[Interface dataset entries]

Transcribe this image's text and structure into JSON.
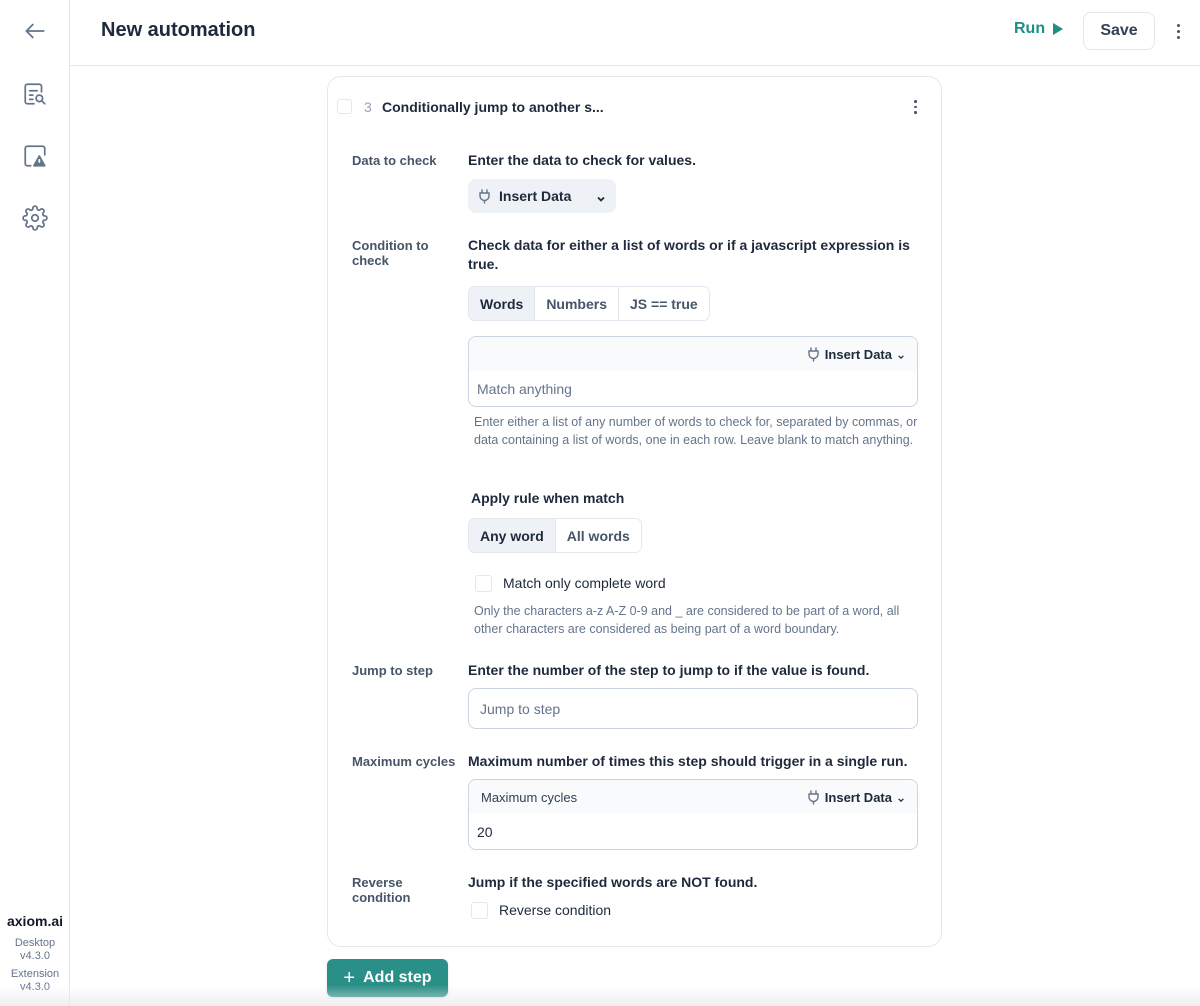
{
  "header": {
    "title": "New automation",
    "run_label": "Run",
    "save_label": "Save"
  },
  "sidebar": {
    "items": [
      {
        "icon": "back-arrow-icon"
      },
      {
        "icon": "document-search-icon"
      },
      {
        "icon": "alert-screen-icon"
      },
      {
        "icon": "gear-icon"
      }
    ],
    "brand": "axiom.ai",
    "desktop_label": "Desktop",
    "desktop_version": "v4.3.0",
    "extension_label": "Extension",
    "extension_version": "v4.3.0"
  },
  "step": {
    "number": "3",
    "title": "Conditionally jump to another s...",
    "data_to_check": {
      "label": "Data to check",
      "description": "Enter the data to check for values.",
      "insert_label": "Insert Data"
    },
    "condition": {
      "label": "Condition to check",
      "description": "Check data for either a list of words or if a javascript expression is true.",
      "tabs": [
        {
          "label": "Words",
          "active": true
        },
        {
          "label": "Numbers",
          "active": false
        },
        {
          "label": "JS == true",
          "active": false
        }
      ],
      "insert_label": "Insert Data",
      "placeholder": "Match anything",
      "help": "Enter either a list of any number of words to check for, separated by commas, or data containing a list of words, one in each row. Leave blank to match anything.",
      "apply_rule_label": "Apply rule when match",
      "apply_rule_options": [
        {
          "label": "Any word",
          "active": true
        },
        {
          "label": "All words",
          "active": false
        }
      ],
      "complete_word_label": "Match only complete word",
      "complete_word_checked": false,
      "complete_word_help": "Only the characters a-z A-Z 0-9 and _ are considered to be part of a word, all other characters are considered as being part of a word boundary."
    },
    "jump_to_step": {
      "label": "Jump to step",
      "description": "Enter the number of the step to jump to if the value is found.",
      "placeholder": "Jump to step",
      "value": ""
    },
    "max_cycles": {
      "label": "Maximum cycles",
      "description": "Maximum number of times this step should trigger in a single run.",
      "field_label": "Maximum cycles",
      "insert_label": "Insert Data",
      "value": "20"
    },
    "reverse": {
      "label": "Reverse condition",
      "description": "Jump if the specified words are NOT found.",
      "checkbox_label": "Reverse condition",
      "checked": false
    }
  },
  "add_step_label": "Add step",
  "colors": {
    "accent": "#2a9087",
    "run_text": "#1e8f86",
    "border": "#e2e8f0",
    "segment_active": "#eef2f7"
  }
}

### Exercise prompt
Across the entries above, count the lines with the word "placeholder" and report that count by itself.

### Result of this task
2